Man Who Spent 37 Years Behind Bars on a Wrongful Conviction Gets Standing Ovation on AGT
Archie Williams' story inspired AGT judge Simon Cowell to become an ambassador for the Innocence Project
In 1983, Archie Williams was convicted of a rape he didn't commit.
Thirty-seven years later, Williams, 59, has been released and is finally able to share his impressive talents with the world — which is exactly what he did Tuesday night on America's Got Talent.
"I couldn't believe it was really happening," Williams shared of the day he was arrested on the AGT premiere Tuesday night on NBC. "I knew I was innocent. I didn't commit a crime. But being a poor black kid, I didn't have the economic ability to fight the state of Louisiana."
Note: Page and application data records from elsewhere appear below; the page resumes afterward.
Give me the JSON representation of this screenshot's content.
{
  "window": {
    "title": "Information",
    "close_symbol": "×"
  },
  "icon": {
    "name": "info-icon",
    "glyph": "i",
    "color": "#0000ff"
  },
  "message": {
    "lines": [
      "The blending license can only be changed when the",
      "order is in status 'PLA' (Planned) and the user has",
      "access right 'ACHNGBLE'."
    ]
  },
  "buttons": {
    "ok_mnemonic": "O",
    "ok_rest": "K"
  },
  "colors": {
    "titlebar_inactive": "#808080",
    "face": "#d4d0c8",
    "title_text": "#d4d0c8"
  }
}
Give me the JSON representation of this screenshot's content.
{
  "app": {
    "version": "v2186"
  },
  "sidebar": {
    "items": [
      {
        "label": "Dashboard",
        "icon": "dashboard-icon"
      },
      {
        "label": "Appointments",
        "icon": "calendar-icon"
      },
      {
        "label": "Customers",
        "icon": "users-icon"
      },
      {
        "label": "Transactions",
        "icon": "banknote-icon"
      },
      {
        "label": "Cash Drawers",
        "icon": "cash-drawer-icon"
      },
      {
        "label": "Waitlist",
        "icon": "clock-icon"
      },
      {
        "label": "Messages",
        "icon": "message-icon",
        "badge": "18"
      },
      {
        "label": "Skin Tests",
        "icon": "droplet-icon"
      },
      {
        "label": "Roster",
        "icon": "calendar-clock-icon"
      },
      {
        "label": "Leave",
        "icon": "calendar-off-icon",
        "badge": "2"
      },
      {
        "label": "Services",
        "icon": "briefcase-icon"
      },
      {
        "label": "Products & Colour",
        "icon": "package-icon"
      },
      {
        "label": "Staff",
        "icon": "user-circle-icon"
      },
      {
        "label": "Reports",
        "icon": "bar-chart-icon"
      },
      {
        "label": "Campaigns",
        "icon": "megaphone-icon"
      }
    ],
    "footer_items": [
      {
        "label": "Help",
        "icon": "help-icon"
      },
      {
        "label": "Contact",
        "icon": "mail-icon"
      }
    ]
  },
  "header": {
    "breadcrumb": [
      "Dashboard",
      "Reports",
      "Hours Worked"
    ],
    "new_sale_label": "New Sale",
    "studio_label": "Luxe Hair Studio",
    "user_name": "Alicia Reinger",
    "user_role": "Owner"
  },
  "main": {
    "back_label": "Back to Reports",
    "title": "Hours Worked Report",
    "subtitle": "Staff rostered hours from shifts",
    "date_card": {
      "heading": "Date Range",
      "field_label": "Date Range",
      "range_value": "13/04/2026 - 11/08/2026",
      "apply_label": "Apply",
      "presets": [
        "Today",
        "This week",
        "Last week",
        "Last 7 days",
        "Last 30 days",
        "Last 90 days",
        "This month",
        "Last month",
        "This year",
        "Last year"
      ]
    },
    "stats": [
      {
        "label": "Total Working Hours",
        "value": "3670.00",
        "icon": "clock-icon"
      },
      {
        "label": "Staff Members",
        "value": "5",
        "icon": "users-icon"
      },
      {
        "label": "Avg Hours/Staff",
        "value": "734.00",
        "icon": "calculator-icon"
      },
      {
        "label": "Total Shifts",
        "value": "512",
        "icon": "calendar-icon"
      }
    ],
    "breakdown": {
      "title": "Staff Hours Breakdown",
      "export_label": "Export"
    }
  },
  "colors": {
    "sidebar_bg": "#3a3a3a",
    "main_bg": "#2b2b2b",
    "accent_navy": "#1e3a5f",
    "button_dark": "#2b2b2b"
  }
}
Despite forensic evidence and testimony to Williams' innocence, he was convicted at age 22 and sentenced to life in prison.
"I never let my mind go to prison," Williams told host Terry Crews, explaining that he music helped him survive — and he would watch AGT, dreaming of appearing on that stage himself.
Williams' case was taken on by the Innocence Project in the 1990s, and a fingerprint analysis last year ultimately proved his innocence. He was released from prison in March of last year.
Williams' freedom is "a feeling I'm still trying to grab. I'm still trying to digest that freedom that I have right now," he told Crews.
Williams' dream of appearing on AGT was realized in Tuesday night's episode, during which he sang an emotional rendition of Elton John's "Don't Let the Sun Go Down on Me" that earned him not only a unanimous spot in the next round of the show but a standing ovation — and a hug from Cowell as the audience chanted his name.
His performance was so inspiring that Cowell has now joined the Innocence Project as an ambassador.
"Archie’s performance is probably the single most important one in the history of America’s Got Talent," Cowell said in a press release. "What happened to Archie is tragic. While Archie’s voice is extraordinary, unfortunately his experience of being sent to prison for a crime he didn’t commit is much more common than most people realize. There are thousands of innocent people in jails and prisons. I’m honored to become an Ambassador for the Innocence Project and want to do what I can to help more people like Archie."
"Archie’s story is one of courage and hope — and I hope that by knowing more about his story and the Innocence Project, it will encourage more people to support the incredible work they do," Cowell continued. "These guys don’t just talk; they actually do something about it. The Innocence Project doesn’t just change people’s lives, they save people’s lives. For them to have stuck with Archie’s case for over 20 years is remarkable."
"This has really opened my eyes, my family’s eyes, and my friend’s eyes to this," the producer added. "So, I hope some good will come from this.”
"As you can see from the audition, Simon’s reaction to Archie and his story was immediate, powerful, and personal," said Innocence Project co-founder Barry Scheck in a press release Tuesday. "He is committed to advancing the work of the Innocence Project and the cause of criminal justice reform writ large. He will be a compelling Ambassador for our work."
John was also blown away by Williams' story and performance.
"I was moved to tears when I heard Archie’s story and saw him perform 'Don’t Let The Sun Go Down on Me,'" the iconic singer tweeted on Tuesday. "The courage and forgiveness shown by him is truly inspiring. The same spirit that the world found so inspiring with Nelson Mandela. Love, E xx."
America's Got Talent airs Tuesdays (8 p.m. ET) on NBC.